Work item. If a line in the data holds the string "number", list it.
Segment Open
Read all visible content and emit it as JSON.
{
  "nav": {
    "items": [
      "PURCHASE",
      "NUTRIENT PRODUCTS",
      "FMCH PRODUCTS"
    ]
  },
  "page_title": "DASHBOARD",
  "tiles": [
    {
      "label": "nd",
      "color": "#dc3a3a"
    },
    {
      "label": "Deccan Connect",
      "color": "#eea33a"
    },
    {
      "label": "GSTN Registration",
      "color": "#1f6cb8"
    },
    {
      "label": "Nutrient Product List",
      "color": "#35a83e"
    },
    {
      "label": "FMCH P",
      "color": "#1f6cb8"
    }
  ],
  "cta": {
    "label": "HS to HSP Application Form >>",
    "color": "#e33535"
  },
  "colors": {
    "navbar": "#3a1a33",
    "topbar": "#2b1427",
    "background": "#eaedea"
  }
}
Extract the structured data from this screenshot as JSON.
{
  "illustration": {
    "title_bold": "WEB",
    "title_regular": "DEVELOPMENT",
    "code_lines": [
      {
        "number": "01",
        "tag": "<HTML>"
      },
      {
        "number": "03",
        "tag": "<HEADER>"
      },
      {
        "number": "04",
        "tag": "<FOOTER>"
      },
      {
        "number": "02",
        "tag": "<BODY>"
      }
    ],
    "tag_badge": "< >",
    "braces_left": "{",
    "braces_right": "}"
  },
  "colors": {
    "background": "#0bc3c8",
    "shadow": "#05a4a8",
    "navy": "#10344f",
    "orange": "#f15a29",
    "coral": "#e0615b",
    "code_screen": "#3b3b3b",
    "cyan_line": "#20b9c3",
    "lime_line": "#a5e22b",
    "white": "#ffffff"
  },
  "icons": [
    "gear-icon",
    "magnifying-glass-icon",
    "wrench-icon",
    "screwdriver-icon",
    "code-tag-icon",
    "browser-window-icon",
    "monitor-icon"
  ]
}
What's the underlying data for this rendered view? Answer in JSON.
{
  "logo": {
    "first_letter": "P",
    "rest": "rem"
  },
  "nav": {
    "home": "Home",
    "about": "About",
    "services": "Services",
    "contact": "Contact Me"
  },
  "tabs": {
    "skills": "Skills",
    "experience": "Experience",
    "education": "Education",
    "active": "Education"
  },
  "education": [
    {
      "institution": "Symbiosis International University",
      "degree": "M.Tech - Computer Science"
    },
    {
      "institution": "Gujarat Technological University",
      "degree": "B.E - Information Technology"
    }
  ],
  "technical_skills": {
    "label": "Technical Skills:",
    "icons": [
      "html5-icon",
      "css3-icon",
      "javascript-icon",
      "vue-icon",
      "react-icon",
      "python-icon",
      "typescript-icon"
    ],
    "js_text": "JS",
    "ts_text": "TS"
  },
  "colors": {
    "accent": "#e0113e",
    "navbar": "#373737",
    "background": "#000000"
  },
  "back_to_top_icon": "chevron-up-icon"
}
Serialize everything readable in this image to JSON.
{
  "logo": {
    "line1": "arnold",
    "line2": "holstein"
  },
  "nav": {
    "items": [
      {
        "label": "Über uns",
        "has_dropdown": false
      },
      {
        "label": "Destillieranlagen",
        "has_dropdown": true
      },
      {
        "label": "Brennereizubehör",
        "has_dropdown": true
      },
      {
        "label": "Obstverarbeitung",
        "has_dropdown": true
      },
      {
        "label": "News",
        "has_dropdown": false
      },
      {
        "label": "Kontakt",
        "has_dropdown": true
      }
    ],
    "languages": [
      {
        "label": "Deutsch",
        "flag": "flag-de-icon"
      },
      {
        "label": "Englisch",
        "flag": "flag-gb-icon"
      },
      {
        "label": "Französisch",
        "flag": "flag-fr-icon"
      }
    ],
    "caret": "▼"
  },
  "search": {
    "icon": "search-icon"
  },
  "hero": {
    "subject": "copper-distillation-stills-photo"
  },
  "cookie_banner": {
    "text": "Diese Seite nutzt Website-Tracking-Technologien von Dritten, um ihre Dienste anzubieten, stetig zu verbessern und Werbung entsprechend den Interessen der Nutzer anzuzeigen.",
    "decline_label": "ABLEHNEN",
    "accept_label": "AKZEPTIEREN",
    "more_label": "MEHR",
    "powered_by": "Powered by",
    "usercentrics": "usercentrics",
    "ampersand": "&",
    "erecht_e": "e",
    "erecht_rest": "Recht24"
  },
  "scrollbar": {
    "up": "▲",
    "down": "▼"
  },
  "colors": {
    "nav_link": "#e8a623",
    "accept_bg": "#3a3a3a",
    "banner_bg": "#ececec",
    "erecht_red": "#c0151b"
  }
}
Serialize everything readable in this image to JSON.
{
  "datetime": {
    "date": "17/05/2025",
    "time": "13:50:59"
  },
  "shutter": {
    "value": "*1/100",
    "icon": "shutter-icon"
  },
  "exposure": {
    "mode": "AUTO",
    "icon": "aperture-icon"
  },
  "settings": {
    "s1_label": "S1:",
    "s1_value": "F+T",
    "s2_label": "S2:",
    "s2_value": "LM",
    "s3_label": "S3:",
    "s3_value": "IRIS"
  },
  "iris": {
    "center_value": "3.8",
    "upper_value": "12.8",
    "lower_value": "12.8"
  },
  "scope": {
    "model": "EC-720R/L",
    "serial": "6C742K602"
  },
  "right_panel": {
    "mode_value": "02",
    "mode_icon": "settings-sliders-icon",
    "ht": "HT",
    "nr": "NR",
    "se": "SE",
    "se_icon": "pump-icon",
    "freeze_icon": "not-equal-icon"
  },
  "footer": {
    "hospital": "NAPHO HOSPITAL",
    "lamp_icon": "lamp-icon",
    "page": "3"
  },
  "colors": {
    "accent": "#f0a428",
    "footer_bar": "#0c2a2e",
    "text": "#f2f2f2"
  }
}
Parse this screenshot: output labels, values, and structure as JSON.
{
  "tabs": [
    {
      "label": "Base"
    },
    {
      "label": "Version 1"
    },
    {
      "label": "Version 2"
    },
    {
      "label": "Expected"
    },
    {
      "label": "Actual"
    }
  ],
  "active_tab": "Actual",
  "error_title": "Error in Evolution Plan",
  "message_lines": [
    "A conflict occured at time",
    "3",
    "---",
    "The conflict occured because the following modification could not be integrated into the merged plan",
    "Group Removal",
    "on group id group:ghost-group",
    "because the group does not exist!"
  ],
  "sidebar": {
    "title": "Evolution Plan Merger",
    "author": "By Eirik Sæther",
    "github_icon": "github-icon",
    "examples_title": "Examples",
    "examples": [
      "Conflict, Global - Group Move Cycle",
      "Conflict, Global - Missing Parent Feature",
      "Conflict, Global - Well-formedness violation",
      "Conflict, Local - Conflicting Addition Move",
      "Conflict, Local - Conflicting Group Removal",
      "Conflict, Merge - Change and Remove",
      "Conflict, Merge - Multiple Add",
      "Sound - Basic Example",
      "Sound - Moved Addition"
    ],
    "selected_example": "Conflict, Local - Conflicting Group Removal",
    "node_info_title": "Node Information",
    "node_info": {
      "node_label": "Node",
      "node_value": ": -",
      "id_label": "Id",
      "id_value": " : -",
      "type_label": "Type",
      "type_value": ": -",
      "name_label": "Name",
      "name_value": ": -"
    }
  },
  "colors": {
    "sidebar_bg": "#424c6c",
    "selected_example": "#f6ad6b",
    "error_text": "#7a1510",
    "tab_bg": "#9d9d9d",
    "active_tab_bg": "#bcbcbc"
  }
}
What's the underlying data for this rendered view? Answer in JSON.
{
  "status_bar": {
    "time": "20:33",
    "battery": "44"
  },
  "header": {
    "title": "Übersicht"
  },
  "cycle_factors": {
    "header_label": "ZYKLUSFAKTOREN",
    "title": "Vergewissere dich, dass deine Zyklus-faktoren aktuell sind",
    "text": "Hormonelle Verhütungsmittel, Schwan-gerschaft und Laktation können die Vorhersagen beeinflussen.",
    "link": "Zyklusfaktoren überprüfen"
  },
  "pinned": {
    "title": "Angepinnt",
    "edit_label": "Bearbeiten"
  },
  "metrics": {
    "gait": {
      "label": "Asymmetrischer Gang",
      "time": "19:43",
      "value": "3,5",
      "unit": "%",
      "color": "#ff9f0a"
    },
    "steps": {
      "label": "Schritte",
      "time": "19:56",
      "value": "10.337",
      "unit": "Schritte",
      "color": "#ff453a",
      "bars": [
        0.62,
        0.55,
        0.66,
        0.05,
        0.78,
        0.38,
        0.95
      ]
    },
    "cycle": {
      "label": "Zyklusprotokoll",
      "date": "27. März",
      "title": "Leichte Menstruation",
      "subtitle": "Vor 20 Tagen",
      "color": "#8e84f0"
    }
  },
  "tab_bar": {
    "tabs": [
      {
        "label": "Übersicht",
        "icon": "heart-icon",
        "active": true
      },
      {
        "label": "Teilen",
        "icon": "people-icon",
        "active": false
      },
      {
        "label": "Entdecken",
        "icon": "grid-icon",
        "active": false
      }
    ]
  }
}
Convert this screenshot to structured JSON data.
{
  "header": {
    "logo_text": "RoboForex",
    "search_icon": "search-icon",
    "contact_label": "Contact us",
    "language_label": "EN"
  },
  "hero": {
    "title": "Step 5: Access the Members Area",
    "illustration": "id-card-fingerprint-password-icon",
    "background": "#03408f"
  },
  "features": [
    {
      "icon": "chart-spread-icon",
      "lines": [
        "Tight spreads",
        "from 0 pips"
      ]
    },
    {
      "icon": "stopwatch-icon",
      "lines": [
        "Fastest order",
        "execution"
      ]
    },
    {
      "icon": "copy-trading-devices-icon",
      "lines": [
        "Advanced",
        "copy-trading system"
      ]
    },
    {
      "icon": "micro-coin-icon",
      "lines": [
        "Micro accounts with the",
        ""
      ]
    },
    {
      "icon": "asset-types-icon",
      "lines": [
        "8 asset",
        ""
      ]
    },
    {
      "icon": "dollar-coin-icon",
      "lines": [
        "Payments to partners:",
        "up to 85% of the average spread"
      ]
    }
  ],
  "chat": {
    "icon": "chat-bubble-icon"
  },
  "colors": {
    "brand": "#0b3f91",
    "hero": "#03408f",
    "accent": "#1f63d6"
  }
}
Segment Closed
Solved problem.
        "number": "01",
        "number": "03",
        "number": "04",
        "number": "02",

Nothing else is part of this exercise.